● **Work order**: Wherever the string "name" appears in the entries below, return the line that holds it.

● **Data supplied**:

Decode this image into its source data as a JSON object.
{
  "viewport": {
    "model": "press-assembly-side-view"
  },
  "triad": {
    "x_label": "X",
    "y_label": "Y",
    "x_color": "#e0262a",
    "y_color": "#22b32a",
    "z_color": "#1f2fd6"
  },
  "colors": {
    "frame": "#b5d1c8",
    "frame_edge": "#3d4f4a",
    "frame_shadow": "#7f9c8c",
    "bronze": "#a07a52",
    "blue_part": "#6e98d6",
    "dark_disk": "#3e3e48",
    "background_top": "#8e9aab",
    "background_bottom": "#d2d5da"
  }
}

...

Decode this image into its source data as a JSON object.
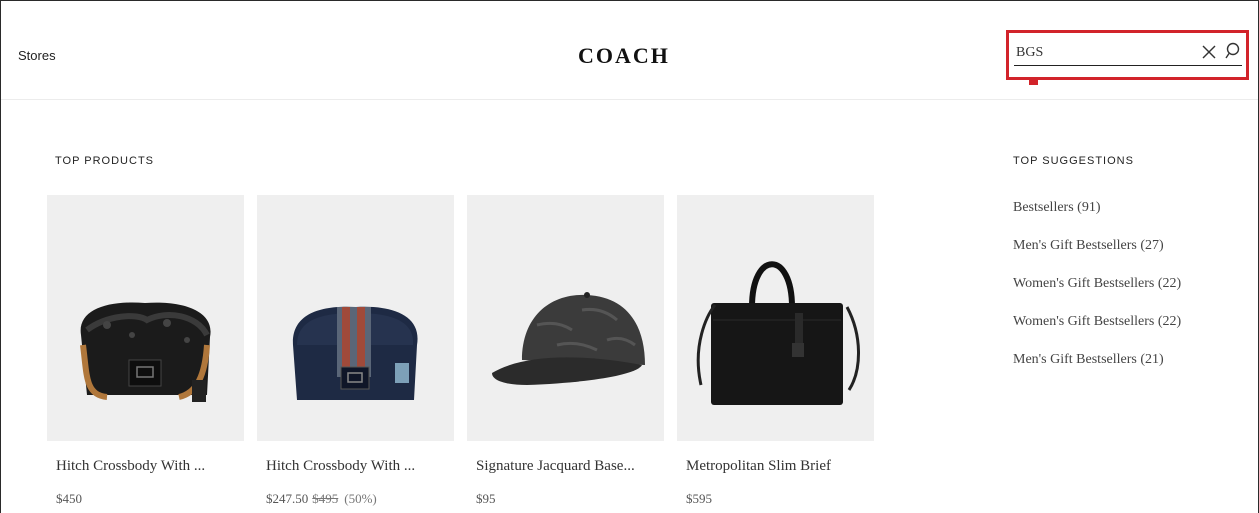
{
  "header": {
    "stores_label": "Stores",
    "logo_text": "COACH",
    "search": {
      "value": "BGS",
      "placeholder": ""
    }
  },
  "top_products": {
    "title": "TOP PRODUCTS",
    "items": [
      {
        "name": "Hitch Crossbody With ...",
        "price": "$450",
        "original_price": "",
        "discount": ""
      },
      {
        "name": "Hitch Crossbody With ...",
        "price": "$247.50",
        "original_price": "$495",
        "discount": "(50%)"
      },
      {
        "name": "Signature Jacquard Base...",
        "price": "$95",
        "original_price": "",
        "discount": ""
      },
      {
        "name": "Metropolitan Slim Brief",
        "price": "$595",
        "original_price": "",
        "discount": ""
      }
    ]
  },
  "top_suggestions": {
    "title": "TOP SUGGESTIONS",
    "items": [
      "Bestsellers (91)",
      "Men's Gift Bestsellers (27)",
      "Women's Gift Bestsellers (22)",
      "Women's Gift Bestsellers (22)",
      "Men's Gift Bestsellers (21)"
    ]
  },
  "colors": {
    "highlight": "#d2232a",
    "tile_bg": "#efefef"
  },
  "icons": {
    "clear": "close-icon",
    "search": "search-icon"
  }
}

● **Your response**:
        "name": "Hitch Crossbody With ...",
        "name": "Hitch Crossbody With ...",
        "name": "Signature Jacquard Base...",
        "name": "Metropolitan Slim Brief",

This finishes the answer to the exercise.